14. Know a few words. Don’t quit your job to study a new language full-time. But be familiar with a few key words in the language of whatever country you’re visiting. Know how to say “yes” and “no,” know what the word is for “bathroom” or “taxi.” Knowing “left” and “right” is also helpful. It’s not just good to show the locals you’re trying, but knowing some simple vocabulary can be useful, too.
15. Get a good purse. (Men, too.) In foreign countries, men using “purses” — actually, small satchels — is incredibly common, so don’t feel weird about donning a man-purse on your trip. The more you can carry on your person rather than in your easy-to-acccess pocket, the better. The best bags are cross-body ones because they take the pressure off a single shoulder and allow your hands to be free. Get one that fits things like your wallet, camera, snacks (important for me), phone, map — whatever you think you’ll need.
16. Pick the right people to travel with. There’s nothing worse than traveling with people who don’t have the same interest or temperament as you.

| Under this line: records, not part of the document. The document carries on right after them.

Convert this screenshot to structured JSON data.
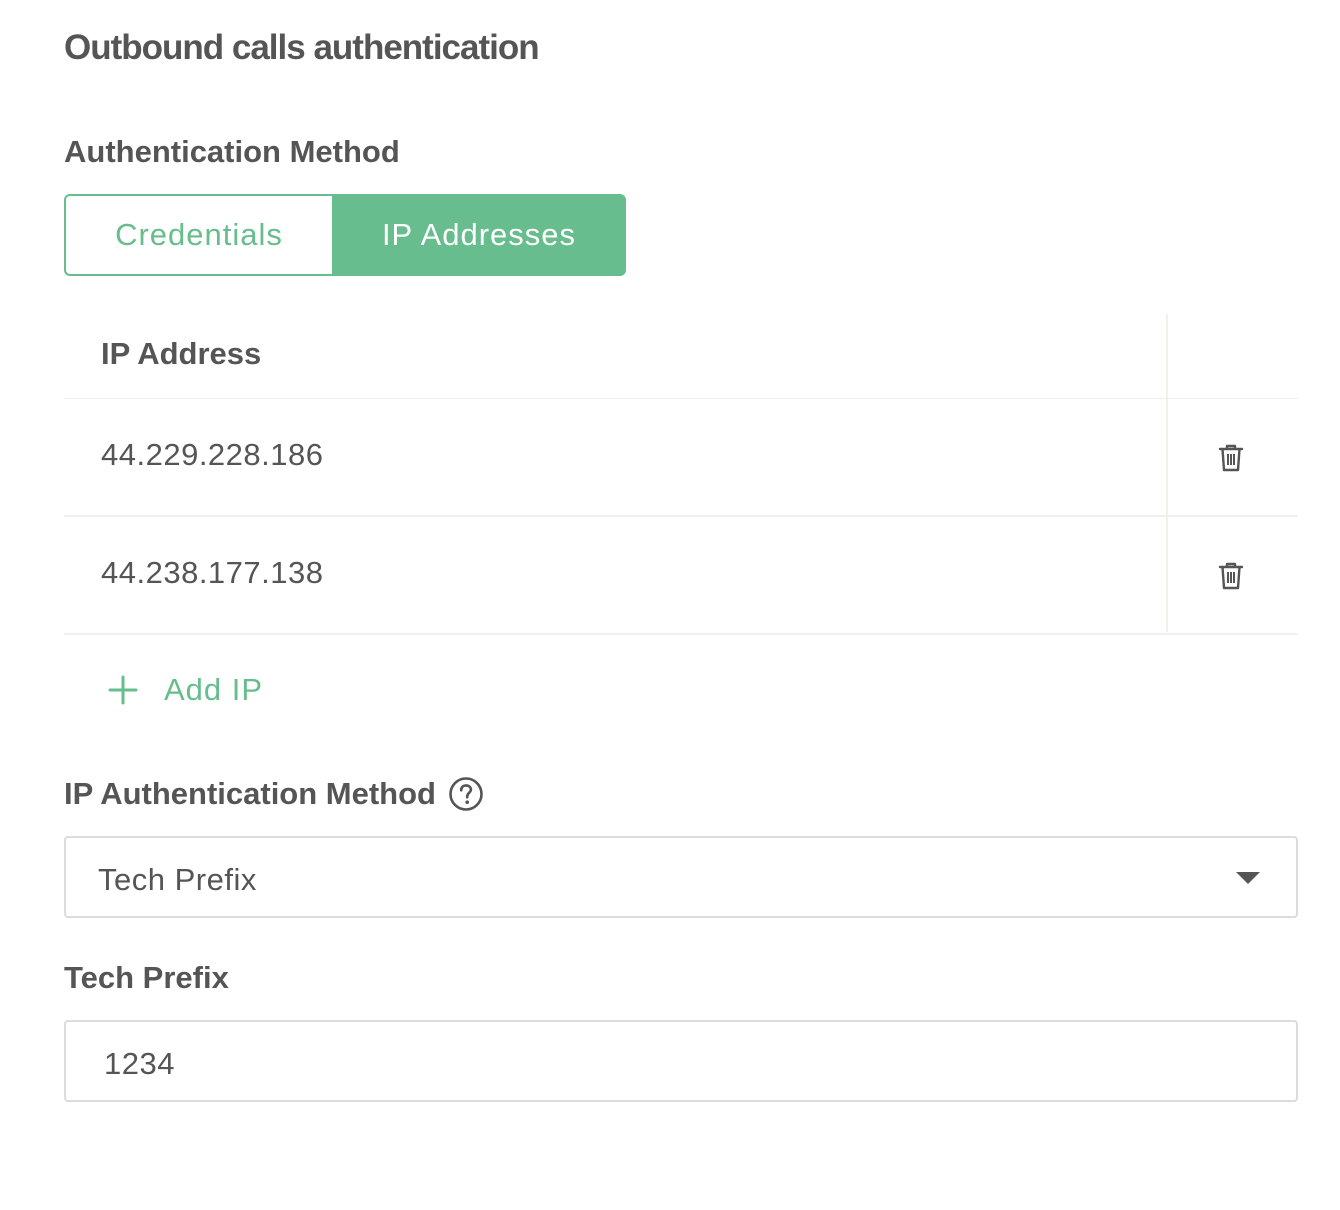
{
  "page": {
    "title": "Outbound calls authentication"
  },
  "auth_method": {
    "label": "Authentication Method",
    "options": [
      {
        "label": "Credentials",
        "selected": false
      },
      {
        "label": "IP Addresses",
        "selected": true
      }
    ],
    "accent_color": "#67bd8d"
  },
  "ip_table": {
    "header": "IP Address",
    "rows": [
      {
        "ip": "44.229.228.186",
        "action_icon": "trash-icon"
      },
      {
        "ip": "44.238.177.138",
        "action_icon": "trash-icon"
      }
    ],
    "add_label": "Add IP",
    "add_icon": "plus-icon"
  },
  "ip_auth_method": {
    "label": "IP Authentication Method",
    "help_icon": "question-circle-icon",
    "selected": "Tech Prefix"
  },
  "tech_prefix": {
    "label": "Tech Prefix",
    "value": "1234"
  }
}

Meaning, she can be a great friend, but if she’s not into visiting museums and you are, one of you will have to compromise what you want to do to please the other. Travel with people who travel like you. If you like to sit in a casino for 18 straight hours, find people who don’t mind doing that. If you like to hike or go whitewater rafting, find folks who would be game, too. Your travel partners can make or break your trip.
17. Have an open mind. Different countries, different cities — the key word is that they’re “different.” Keep an open mind. People do things differently. They eat differently, they talk differently, they dress differently. Don’t judge, just learn. That’s what traveling is all about.